DIRECTIONS: Identify all lines below that hold "time" and collect them.

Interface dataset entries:
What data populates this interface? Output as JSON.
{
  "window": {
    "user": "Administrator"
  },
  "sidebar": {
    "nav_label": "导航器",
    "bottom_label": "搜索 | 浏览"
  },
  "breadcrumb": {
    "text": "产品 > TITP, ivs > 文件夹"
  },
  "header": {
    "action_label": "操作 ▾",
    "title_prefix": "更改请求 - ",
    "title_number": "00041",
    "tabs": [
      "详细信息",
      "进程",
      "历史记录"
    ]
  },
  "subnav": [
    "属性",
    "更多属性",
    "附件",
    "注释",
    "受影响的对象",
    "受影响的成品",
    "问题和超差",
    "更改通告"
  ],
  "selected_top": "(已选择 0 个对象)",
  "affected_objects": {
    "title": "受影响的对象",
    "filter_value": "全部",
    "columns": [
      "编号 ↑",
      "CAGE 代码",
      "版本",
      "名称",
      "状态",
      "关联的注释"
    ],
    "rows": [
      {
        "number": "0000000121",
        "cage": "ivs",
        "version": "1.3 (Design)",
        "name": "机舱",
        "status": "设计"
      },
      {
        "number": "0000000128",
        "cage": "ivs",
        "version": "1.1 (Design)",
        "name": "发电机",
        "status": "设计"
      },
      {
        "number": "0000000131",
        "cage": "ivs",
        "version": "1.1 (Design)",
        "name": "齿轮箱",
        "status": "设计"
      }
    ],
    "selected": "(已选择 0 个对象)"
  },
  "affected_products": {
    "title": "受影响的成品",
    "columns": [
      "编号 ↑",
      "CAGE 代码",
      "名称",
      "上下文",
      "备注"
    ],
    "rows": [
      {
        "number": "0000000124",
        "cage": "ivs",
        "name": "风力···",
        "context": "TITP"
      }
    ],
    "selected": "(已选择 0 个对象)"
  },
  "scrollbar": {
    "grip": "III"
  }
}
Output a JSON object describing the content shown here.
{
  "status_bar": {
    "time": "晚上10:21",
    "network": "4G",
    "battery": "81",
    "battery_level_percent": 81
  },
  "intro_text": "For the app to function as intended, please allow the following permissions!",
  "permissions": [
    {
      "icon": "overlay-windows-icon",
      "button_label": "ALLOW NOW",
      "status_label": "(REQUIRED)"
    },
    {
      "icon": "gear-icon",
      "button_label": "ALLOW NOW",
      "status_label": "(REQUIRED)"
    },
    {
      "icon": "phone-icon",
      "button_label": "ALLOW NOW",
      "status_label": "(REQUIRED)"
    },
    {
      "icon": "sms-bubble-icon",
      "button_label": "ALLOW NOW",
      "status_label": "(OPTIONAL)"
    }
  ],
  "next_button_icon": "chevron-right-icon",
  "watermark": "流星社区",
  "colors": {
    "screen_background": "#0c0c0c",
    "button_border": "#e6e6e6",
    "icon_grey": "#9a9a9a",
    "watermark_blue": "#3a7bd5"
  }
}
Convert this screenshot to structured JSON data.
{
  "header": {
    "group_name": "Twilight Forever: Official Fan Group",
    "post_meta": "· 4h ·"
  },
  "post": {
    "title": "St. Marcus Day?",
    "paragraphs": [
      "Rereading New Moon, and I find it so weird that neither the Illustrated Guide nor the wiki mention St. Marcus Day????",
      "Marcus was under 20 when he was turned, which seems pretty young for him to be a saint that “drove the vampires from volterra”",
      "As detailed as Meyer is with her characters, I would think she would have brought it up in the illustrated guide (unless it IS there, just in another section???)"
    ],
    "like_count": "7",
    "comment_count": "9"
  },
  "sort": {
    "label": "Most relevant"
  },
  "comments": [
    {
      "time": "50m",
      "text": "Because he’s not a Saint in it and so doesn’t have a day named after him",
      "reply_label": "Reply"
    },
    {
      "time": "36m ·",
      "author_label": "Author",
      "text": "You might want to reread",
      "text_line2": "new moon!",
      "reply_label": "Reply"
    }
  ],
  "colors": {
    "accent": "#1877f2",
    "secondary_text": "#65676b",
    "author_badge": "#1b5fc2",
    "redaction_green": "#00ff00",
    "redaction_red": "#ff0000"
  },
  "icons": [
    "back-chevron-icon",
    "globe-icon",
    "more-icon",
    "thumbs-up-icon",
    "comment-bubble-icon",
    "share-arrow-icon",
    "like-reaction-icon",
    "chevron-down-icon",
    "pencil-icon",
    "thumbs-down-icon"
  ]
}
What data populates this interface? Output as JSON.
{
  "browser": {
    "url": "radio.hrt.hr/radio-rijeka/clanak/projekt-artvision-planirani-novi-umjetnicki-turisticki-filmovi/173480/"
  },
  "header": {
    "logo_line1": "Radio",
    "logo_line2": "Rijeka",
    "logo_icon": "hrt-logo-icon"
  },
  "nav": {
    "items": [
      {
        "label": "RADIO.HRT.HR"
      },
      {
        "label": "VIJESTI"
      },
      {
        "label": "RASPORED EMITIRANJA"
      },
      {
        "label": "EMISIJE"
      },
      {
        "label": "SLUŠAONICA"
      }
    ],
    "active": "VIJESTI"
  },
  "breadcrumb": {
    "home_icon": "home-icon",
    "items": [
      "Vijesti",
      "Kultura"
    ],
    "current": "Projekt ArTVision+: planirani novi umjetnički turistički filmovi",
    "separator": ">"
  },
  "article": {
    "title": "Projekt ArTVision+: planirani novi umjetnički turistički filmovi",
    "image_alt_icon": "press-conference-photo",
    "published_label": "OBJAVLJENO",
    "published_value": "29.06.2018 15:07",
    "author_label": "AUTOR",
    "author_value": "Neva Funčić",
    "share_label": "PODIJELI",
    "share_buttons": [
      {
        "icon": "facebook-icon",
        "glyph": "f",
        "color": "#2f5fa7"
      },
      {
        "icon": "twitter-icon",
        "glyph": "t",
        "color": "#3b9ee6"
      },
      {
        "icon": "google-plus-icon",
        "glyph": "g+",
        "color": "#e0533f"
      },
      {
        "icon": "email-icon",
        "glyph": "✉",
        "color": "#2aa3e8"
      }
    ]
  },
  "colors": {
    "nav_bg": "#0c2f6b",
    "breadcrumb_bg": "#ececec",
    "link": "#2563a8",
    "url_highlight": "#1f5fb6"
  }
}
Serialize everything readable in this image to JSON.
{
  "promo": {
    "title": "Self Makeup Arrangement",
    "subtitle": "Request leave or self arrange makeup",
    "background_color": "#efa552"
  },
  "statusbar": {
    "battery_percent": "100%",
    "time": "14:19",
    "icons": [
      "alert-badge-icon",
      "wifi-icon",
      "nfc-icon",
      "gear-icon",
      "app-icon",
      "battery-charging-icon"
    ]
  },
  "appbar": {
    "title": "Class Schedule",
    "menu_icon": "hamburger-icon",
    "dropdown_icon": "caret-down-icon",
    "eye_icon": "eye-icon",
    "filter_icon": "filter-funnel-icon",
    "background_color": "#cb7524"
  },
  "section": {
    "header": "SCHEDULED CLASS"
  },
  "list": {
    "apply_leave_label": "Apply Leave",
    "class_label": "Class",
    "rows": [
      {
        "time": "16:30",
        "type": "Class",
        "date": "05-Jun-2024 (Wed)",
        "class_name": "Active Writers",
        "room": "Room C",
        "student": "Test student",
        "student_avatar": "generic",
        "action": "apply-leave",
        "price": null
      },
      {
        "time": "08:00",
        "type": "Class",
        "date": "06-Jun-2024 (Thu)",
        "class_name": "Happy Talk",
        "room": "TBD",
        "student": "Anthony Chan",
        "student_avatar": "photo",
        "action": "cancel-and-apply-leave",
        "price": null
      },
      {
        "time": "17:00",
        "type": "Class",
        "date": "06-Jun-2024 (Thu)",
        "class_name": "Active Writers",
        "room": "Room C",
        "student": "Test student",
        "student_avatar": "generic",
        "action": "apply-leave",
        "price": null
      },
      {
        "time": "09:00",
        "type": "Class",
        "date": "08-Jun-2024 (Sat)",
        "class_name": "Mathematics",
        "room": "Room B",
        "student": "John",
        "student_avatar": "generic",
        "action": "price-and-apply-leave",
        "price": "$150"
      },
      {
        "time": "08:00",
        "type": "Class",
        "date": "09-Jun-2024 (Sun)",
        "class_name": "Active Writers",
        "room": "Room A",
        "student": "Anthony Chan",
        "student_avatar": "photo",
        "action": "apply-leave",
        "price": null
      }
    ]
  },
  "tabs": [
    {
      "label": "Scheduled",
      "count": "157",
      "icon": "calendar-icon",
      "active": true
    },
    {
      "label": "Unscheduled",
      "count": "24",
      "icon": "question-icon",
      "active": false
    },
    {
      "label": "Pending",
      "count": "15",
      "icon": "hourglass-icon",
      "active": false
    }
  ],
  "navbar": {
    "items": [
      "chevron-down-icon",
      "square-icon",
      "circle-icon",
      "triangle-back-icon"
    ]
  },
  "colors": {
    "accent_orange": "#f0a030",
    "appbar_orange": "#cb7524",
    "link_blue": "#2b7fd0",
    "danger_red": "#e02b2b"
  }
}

EXERCISE RESULT:
    "time": "晚上10:21",
      "time": "50m",
      "time": "36m ·",
    "time": "14:19",
        "time": "16:30",
        "time": "08:00",
        "time": "17:00",
        "time": "09:00",
        "time": "08:00",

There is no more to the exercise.